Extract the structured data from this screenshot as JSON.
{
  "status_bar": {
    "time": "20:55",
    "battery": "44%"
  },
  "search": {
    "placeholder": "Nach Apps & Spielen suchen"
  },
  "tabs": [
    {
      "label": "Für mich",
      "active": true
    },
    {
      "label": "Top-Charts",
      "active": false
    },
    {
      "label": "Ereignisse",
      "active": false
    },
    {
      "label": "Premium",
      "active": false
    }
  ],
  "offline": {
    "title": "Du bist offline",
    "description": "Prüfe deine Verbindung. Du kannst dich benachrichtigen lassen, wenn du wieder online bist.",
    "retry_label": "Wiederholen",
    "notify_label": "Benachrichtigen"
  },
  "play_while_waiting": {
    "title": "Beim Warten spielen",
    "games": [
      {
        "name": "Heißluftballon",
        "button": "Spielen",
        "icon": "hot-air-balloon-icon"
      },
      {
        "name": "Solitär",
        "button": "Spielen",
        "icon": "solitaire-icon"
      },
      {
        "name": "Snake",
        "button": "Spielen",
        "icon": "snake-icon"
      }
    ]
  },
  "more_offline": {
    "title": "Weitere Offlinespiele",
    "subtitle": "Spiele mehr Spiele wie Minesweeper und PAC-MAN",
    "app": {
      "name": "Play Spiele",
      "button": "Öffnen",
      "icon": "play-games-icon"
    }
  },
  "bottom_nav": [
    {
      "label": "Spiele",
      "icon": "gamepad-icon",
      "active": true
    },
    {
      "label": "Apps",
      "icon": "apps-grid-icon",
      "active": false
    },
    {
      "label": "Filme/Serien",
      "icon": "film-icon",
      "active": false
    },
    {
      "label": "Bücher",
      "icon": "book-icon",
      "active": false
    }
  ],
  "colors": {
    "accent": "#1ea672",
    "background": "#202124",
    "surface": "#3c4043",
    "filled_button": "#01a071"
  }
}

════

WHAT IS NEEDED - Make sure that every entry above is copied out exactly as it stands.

OUTPUT BELOW -
Extract the structured data from this screenshot as JSON.
{
  "status_bar": {
    "time": "20:55",
    "battery": "44%"
  },
  "search": {
    "placeholder": "Nach Apps & Spielen suchen"
  },
  "tabs": [
    {
      "label": "Für mich",
      "active": true
    },
    {
      "label": "Top-Charts",
      "active": false
    },
    {
      "label": "Ereignisse",
      "active": false
    },
    {
      "label": "Premium",
      "active": false
    }
  ],
  "offline": {
    "title": "Du bist offline",
    "description": "Prüfe deine Verbindung. Du kannst dich benachrichtigen lassen, wenn du wieder online bist.",
    "retry_label": "Wiederholen",
    "notify_label": "Benachrichtigen"
  },
  "play_while_waiting": {
    "title": "Beim Warten spielen",
    "games": [
      {
        "name": "Heißluftballon",
        "button": "Spielen",
        "icon": "hot-air-balloon-icon"
      },
      {
        "name": "Solitär",
        "button": "Spielen",
        "icon": "solitaire-icon"
      },
      {
        "name": "Snake",
        "button": "Spielen",
        "icon": "snake-icon"
      }
    ]
  },
  "more_offline": {
    "title": "Weitere Offlinespiele",
    "subtitle": "Spiele mehr Spiele wie Minesweeper und PAC-MAN",
    "app": {
      "name": "Play Spiele",
      "button": "Öffnen",
      "icon": "play-games-icon"
    }
  },
  "bottom_nav": [
    {
      "label": "Spiele",
      "icon": "gamepad-icon",
      "active": true
    },
    {
      "label": "Apps",
      "icon": "apps-grid-icon",
      "active": false
    },
    {
      "label": "Filme/Serien",
      "icon": "film-icon",
      "active": false
    },
    {
      "label": "Bücher",
      "icon": "book-icon",
      "active": false
    }
  ],
  "colors": {
    "accent": "#1ea672",
    "background": "#202124",
    "surface": "#3c4043",
    "filled_button": "#01a071"
  }
}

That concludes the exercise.